Aqua Flamingos, Eduardo Valencia Eduardo Valancia arrested. Internet!!

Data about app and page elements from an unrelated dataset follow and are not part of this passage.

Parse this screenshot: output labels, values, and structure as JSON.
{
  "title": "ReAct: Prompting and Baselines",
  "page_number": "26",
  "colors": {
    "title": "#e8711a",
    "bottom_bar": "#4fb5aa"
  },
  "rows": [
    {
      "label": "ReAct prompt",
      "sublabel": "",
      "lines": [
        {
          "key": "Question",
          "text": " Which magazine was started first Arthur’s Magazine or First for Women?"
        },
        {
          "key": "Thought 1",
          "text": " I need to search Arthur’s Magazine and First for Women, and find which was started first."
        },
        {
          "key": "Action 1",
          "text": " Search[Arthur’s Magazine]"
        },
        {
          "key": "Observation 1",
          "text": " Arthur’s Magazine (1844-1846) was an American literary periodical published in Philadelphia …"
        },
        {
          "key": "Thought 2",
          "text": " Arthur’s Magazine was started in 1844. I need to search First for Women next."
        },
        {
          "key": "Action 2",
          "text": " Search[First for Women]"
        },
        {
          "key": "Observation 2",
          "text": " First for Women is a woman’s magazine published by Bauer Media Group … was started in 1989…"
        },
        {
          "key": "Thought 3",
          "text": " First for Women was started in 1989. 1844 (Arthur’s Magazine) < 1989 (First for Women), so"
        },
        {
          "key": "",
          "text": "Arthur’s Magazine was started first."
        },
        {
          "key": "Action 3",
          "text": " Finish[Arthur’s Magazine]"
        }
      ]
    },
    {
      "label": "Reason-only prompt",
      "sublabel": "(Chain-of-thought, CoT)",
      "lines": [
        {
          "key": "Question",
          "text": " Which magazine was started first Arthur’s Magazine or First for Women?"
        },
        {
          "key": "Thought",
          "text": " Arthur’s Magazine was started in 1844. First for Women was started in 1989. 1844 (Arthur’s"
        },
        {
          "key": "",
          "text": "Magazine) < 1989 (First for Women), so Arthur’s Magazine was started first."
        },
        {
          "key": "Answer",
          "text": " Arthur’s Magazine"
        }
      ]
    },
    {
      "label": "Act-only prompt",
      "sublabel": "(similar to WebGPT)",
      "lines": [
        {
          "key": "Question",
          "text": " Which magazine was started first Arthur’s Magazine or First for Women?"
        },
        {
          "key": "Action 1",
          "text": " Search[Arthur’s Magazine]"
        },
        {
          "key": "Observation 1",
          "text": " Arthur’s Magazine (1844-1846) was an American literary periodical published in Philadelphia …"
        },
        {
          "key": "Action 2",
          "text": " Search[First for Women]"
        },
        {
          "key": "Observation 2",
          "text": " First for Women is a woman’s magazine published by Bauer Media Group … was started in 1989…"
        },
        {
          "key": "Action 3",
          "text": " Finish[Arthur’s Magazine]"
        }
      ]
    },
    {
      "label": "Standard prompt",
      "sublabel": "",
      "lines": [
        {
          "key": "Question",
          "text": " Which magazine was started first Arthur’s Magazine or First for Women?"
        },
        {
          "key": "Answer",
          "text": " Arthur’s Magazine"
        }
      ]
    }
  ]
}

Jalisco police have arrested a real estate developer accused of fraud and extortion by dozens of Mexicans and foreigners who purchased units in an advertised pleasantly affordable beachfront complex in Nuevo Vallarta. According to news reports, Eduardo Valencia Castellanos, 39, was stopped in Guadalajara while driving his Porsche Cayenne on Avenida Patria, close to the Tres de Marzo soccer stadium. One report suggested he had left his house in the Universidad neighborhood to purchase croquettes to celebrate his pet dogs first birthday. No one who pre-purchased apartments in Valencias 2**-unit Acqua Flamingos beachfront condominium complex ever received their properties at the promised time. The few who managed to take possession of their apartments found them to be unfinished and of a much lower standard than agreed in their contracts. Buyers said Valencia subjected them to verbal threats and cut off essential services if they didnt pay him for extras such as balconies, balcony rails, bathroom suites and electricity meters. One complainant wrote to ripoffscams.com that owners were required to pay between an extra 1,500 to 7,000 dollars for outdoor furniture, depending on the size of their unit. The development turned out to be anything but pleasant. Purchasers were told the units would all have marble floors. They were in fact concrete. The L shaped kitchen with granite counters was actually a small galley kitchen. The upscale fixtures promised were all of the lowest quality. On taking possession of the properties, the owners had no running water, no light fixtures and no cable TV or phone lines. Touted as a Miami-style showpiece, Acqua was supposed to boast numerous dipping pools and picnic areas. None were built and the tiled pool was actually made of vinyl. The complex even lacked a place for trash disposal. Valencia is also accused of failing to sign the Escritura constitutiva del regimen de propiedad de condominio, a vital legal element needed so that homeowners can get titles to their properties. After receiving the keys to his unit, one buyer described his apartment as an empty box. Another described Acqua Flamingos as a development straight from hell. Valencia demanded that buyers sign delivery contracts, even though the units lacked basic elements. If people refused to sign, they said he would not allow them to take possession of the properties. Valencias lawyers have managed to keep their client out of jail as the complaints of fraud, extortion and threatening behavior at least 70 according to one local newspaper mounted on the desk of the Nayarit district attorney. But legal maneuvers couldnt prevent a Bucerias judge from issuing an arrest warrant for Valencia for dispossession and theft committed in October 2016 against a Canadian citizen, referred to in the official police press release as Silvaink Owens Gauther. Valencia is accused of illegally entering two apartments in the Acqua Flamingos complex belonging to the Canadian and removing beds, washing machines, televisions, refrigerators and clothing. The developer had claimed the Canadian was in illegal possession of the apartments. According to the Sol de Nayarit newspaper, this claim was proved false and the matter became a diplomatic scandal following the intervention of the Canadian consul. Carlos Davila Hernandez, a lawyer representing many of the affected condominium owners, has asked for a meeting with Nayarit Governor Ney Gonzalez to discuss the case and explain the precarious position of his clients. Writing an open letter to Ney in Noti Vallarta this week, Davila said the affected parties are truly concerned and frightened that justice in this case will not be followed in strict accordance with the law. He said they are particularly concerned at the extent of their responsibility regarding Valencias many frauds, which are likely include a long list of unpaid bills while building the condominiums. These may comprise unpaid property taxes, water and electricity fees, workers benefits and severance pay for dismissed staff.